Sunday, October 2, 2011

October Preview

19th century watercolor depicting a Punjabi funeral procession (gdhillow)
October is another one of those months filled with observances and meanings- seemingly more than usual! Since Miss Kagashi is still buckling down her Fall semester, the weekly post goal is going to be two (perhaps three if it's a slow or inspiring week). Here's what you can expect for the month of October:

Clothing You'll Love
Once Upon a Time in Mexico...
Ethiopia

Focus on Folkways
The Other Ways to Love (A Survey of LGBT Culture in the 19th century)
Ashes to Ashes (Exploring Mourning and Funeral customs- just in time for Halloween)

Kagashi's Kitchen
Dia de los Muertos Sugar Skulls

Featured Traveler of the Month

It was also noted on the blog's facebook page that a few days ago the Steamer's Trunk officially turned one year old. As is the case with anything online, its success is a mirror of the many wonderful people that subscribe, read, and repost- so thank you all. It's been a hell of a year and I've learned a lot through my research- and I hope you've learned something too! Or perhaps that you saw something and was inspired. My deepest thanks to all of you, from the casual reader who was linked here by a friend, to the lovely people who link, to the subscribers that have been here from the beginning. Hopefully I can meet you on the road somewhere (we'll have a cup of tea!).

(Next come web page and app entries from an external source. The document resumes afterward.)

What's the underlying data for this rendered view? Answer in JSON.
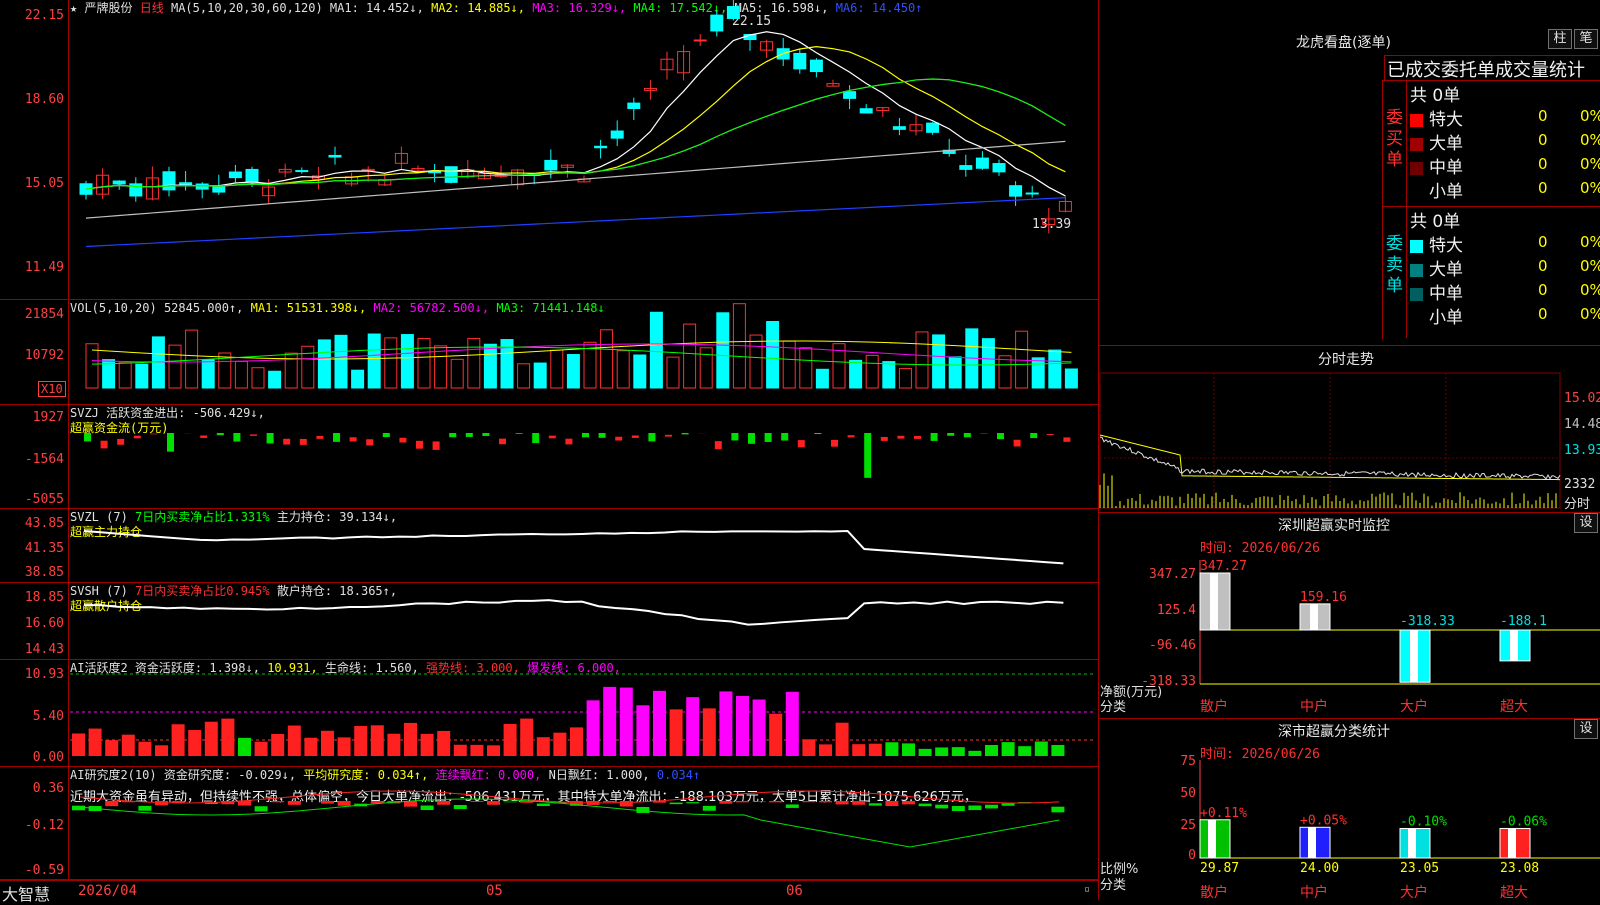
{
  "main_header": {
    "star": "★",
    "stock_name": "严牌股份",
    "period": "日线",
    "ma_params": "MA(5,10,20,30,60,120)",
    "ma1": "MA1: 14.452↓,",
    "ma2": "MA2: 14.885↓,",
    "ma3": "MA3: 16.329↓,",
    "ma4": "MA4: 17.542↓,",
    "ma5": "MA5: 16.598↓,",
    "ma6": "MA6: 14.450↑"
  },
  "price_axis": [
    "22.15",
    "18.60",
    "15.05",
    "11.49"
  ],
  "price_high_label": "22.15",
  "price_low_label": "13.39",
  "vol_header": {
    "params": "VOL(5,10,20)",
    "vol": "52845.000↑,",
    "ma1": "MA1: 51531.398↓,",
    "ma2": "MA2: 56782.500↓,",
    "ma3": "MA3: 71441.148↓"
  },
  "vol_axis": [
    "21854",
    "10792"
  ],
  "vol_unit": "X10",
  "svzj": {
    "params": "SVZJ",
    "label": "活跃资金进出: -506.429↓,",
    "sub": "超赢资金流(万元)",
    "axis": [
      "1927",
      "-1564",
      "-5055"
    ]
  },
  "svzl": {
    "params": "SVZL (7)",
    "green_text": "7日内买卖净占比1.331%",
    "label": "主力持仓: 39.134↓,",
    "sub": "超赢主力持仓",
    "axis": [
      "43.85",
      "41.35",
      "38.85"
    ]
  },
  "svsh": {
    "params": "SVSH (7)",
    "red_text": "7日内买卖净占比0.945%",
    "label": "散户持仓: 18.365↑,",
    "sub": "超赢散户持仓",
    "axis": [
      "18.85",
      "16.60",
      "14.43"
    ]
  },
  "ai_active": {
    "params": "AI活跃度2",
    "label": "资金活跃度: 1.398↓,",
    "v2": "10.931,",
    "life": "生命线: 1.560,",
    "strong": "强势线: 3.000,",
    "burst": "爆发线: 6.000,",
    "axis": [
      "10.93",
      "5.40",
      "0.00"
    ]
  },
  "ai_research": {
    "params": "AI研究度2(10)",
    "label": "资金研究度: -0.029↓,",
    "avg": "平均研究度: 0.034↑,",
    "lianxu": "连续飘红: 0.000,",
    "nday": "N日飘红: 1.000,",
    "last": "0.034↑",
    "comment": "近期大资金虽有异动，但持续性不强，总体偏空，今日大单净流出：-506.431万元，其中特大单净流出：-188.103万元，大单5日累计净出-1075.626万元，",
    "axis": [
      "0.36",
      "-0.12",
      "-0.59"
    ]
  },
  "bottom_bar": {
    "brand": "大智慧",
    "date": "2026/04",
    "m05": "05",
    "m06": "06"
  },
  "longhu": {
    "title": "龙虎看盘(逐单)",
    "btn1": "柱",
    "btn2": "笔",
    "subtitle": "已成交委托单成交量统计",
    "buy_label": "委买单",
    "sell_label": "委卖单",
    "buy_total": "共 0单",
    "sell_total": "共 0单",
    "buy_rows": [
      {
        "name": "特大",
        "count": "0",
        "pct": "0%",
        "color": "#ff0000"
      },
      {
        "name": "大单",
        "count": "0",
        "pct": "0%",
        "color": "#a00000"
      },
      {
        "name": "中单",
        "count": "0",
        "pct": "0%",
        "color": "#700000"
      },
      {
        "name": "小单",
        "count": "0",
        "pct": "0%",
        "color": "#000000"
      }
    ],
    "sell_rows": [
      {
        "name": "特大",
        "count": "0",
        "pct": "0%",
        "color": "#00ffff"
      },
      {
        "name": "大单",
        "count": "0",
        "pct": "0%",
        "color": "#008080"
      },
      {
        "name": "中单",
        "count": "0",
        "pct": "0%",
        "color": "#006060"
      },
      {
        "name": "小单",
        "count": "0",
        "pct": "0%",
        "color": "#000000"
      }
    ]
  },
  "fenshi": {
    "title": "分时走势",
    "axis": [
      "15.02",
      "14.48",
      "13.93"
    ],
    "vol_label": "2332",
    "time_label": "分时"
  },
  "sz_monitor": {
    "title": "深圳超赢实时监控",
    "set": "设",
    "time": "时间: 2026/06/26",
    "axis": [
      "347.27",
      "125.4",
      "-96.46",
      "-318.33"
    ],
    "unit": "净额(万元)",
    "cat_label": "分类",
    "bars": [
      {
        "name": "散户",
        "value": 347.27,
        "label": "347.27",
        "name_color": "#ff3030"
      },
      {
        "name": "中户",
        "value": 159.16,
        "label": "159.16",
        "name_color": "#ff3030"
      },
      {
        "name": "大户",
        "value": -318.33,
        "label": "-318.33",
        "name_color": "#ff3030"
      },
      {
        "name": "超大",
        "value": -188.1,
        "label": "-188.1",
        "name_color": "#ff3030"
      }
    ]
  },
  "sz_class": {
    "title": "深市超赢分类统计",
    "set": "设",
    "time": "时间: 2026/06/26",
    "axis": [
      "75",
      "50",
      "25",
      "0"
    ],
    "unit": "比例%",
    "cat_label": "分类",
    "bars": [
      {
        "name": "散户",
        "value": 29.87,
        "label": "29.87",
        "change": "+0.11%",
        "color": "#00c000"
      },
      {
        "name": "中户",
        "value": 24.0,
        "label": "24.00",
        "change": "+0.05%",
        "color": "#2020ff"
      },
      {
        "name": "大户",
        "value": 23.05,
        "label": "23.05",
        "change": "-0.10%",
        "color": "#00e0e0"
      },
      {
        "name": "超大",
        "value": 23.08,
        "label": "23.08",
        "change": "-0.06%",
        "color": "#ff2020"
      }
    ]
  },
  "colors": {
    "up": "#ff3030",
    "down": "#00ffff",
    "border": "#a00000",
    "ma1": "#ffffff",
    "ma2": "#ffff00",
    "ma3": "#ff00ff",
    "ma4": "#00ff00",
    "ma5": "#c0c0c0",
    "ma6": "#2040ff"
  }
}
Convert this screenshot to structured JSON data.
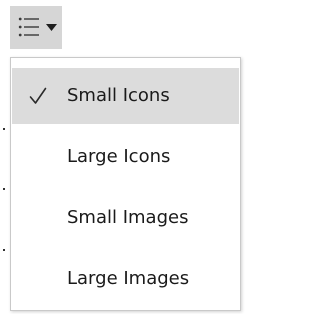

Nautical hijinks! Mummy unwrappings! Irate Germans! OCTOPODES!
Speaking of which- I'll be appearing at Teslacon II in Madison, WI in November! In addition to my duties playing Kapitan von Grelle, the irascible captain of the Imperial Anti-Piracy Squadron, I'll be giving a panel on the possibilities of Multicultural Steampunk! Sitting on the panel with me are Captain Anthony Legrange of the Airship Archon, Aaron Egan the Steampunk Chef, and the blog's Archaeology and Anthropology consultant Jade Luiz. If you have a ticket to this sold out event, don't miss it!